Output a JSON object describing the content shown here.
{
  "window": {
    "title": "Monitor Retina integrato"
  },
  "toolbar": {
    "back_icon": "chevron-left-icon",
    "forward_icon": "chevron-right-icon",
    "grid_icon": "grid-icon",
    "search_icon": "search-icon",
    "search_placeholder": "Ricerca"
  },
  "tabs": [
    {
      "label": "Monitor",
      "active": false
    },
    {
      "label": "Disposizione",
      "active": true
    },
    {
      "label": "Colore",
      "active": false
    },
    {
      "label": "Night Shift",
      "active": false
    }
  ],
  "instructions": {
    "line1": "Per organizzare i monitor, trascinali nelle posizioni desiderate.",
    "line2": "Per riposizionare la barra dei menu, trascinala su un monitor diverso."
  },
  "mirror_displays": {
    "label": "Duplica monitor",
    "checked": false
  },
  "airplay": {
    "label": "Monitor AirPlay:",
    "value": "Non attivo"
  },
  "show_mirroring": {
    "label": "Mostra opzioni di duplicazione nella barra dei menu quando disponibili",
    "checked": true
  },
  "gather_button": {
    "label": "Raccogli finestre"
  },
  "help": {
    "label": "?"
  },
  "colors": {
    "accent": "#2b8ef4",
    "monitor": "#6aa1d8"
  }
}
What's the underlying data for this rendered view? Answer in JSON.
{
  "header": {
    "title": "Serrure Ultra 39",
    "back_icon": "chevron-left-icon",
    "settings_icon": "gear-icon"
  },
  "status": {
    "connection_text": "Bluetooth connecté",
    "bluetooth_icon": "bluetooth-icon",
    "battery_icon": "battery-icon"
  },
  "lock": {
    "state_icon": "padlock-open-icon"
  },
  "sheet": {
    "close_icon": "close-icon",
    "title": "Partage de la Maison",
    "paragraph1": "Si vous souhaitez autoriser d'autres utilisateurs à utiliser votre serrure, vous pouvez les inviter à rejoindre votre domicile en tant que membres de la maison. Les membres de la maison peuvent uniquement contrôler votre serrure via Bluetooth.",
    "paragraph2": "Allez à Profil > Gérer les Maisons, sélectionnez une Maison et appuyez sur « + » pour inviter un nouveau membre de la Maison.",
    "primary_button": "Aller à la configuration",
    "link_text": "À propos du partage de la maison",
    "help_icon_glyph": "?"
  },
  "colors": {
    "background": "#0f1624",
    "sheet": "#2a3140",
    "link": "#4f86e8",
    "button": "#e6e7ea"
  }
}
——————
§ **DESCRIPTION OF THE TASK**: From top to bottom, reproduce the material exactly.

§ **EXERCISE OUTPUT**:
Output a JSON object describing the content shown here.
{
  "window": {
    "title": "Monitor Retina integrato"
  },
  "toolbar": {
    "back_icon": "chevron-left-icon",
    "forward_icon": "chevron-right-icon",
    "grid_icon": "grid-icon",
    "search_icon": "search-icon",
    "search_placeholder": "Ricerca"
  },
  "tabs": [
    {
      "label": "Monitor",
      "active": false
    },
    {
      "label": "Disposizione",
      "active": true
    },
    {
      "label": "Colore",
      "active": false
    },
    {
      "label": "Night Shift",
      "active": false
    }
  ],
  "instructions": {
    "line1": "Per organizzare i monitor, trascinali nelle posizioni desiderate.",
    "line2": "Per riposizionare la barra dei menu, trascinala su un monitor diverso."
  },
  "mirror_displays": {
    "label": "Duplica monitor",
    "checked": false
  },
  "airplay": {
    "label": "Monitor AirPlay:",
    "value": "Non attivo"
  },
  "show_mirroring": {
    "label": "Mostra opzioni di duplicazione nella barra dei menu quando disponibili",
    "checked": true
  },
  "gather_button": {
    "label": "Raccogli finestre"
  },
  "help": {
    "label": "?"
  },
  "colors": {
    "accent": "#2b8ef4",
    "monitor": "#6aa1d8"
  }
}
What's the underlying data for this rendered view? Answer in JSON.
{
  "header": {
    "title": "Serrure Ultra 39",
    "back_icon": "chevron-left-icon",
    "settings_icon": "gear-icon"
  },
  "status": {
    "connection_text": "Bluetooth connecté",
    "bluetooth_icon": "bluetooth-icon",
    "battery_icon": "battery-icon"
  },
  "lock": {
    "state_icon": "padlock-open-icon"
  },
  "sheet": {
    "close_icon": "close-icon",
    "title": "Partage de la Maison",
    "paragraph1": "Si vous souhaitez autoriser d'autres utilisateurs à utiliser votre serrure, vous pouvez les inviter à rejoindre votre domicile en tant que membres de la maison. Les membres de la maison peuvent uniquement contrôler votre serrure via Bluetooth.",
    "paragraph2": "Allez à Profil > Gérer les Maisons, sélectionnez une Maison et appuyez sur « + » pour inviter un nouveau membre de la Maison.",
    "primary_button": "Aller à la configuration",
    "link_text": "À propos du partage de la maison",
    "help_icon_glyph": "?"
  },
  "colors": {
    "background": "#0f1624",
    "sheet": "#2a3140",
    "link": "#4f86e8",
    "button": "#e6e7ea"
  }
}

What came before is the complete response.